Records from a collection
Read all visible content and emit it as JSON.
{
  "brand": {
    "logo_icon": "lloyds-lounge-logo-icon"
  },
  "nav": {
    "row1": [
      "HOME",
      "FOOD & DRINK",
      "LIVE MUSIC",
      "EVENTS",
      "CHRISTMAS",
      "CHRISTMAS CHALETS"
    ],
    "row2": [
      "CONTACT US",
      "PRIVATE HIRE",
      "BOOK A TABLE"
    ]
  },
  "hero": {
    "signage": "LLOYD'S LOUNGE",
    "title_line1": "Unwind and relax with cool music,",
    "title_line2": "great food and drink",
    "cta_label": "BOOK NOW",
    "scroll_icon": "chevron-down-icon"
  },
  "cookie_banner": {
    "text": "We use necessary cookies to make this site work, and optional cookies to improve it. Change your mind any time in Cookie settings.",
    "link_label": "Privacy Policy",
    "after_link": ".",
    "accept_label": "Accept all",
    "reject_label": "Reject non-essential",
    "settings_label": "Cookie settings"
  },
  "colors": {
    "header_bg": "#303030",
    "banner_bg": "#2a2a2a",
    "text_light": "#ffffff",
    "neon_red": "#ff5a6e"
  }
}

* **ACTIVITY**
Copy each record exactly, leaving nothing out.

* **REPLY**
Read all visible content and emit it as JSON.
{
  "brand": {
    "logo_icon": "lloyds-lounge-logo-icon"
  },
  "nav": {
    "row1": [
      "HOME",
      "FOOD & DRINK",
      "LIVE MUSIC",
      "EVENTS",
      "CHRISTMAS",
      "CHRISTMAS CHALETS"
    ],
    "row2": [
      "CONTACT US",
      "PRIVATE HIRE",
      "BOOK A TABLE"
    ]
  },
  "hero": {
    "signage": "LLOYD'S LOUNGE",
    "title_line1": "Unwind and relax with cool music,",
    "title_line2": "great food and drink",
    "cta_label": "BOOK NOW",
    "scroll_icon": "chevron-down-icon"
  },
  "cookie_banner": {
    "text": "We use necessary cookies to make this site work, and optional cookies to improve it. Change your mind any time in Cookie settings.",
    "link_label": "Privacy Policy",
    "after_link": ".",
    "accept_label": "Accept all",
    "reject_label": "Reject non-essential",
    "settings_label": "Cookie settings"
  },
  "colors": {
    "header_bg": "#303030",
    "banner_bg": "#2a2a2a",
    "text_light": "#ffffff",
    "neon_red": "#ff5a6e"
  }
}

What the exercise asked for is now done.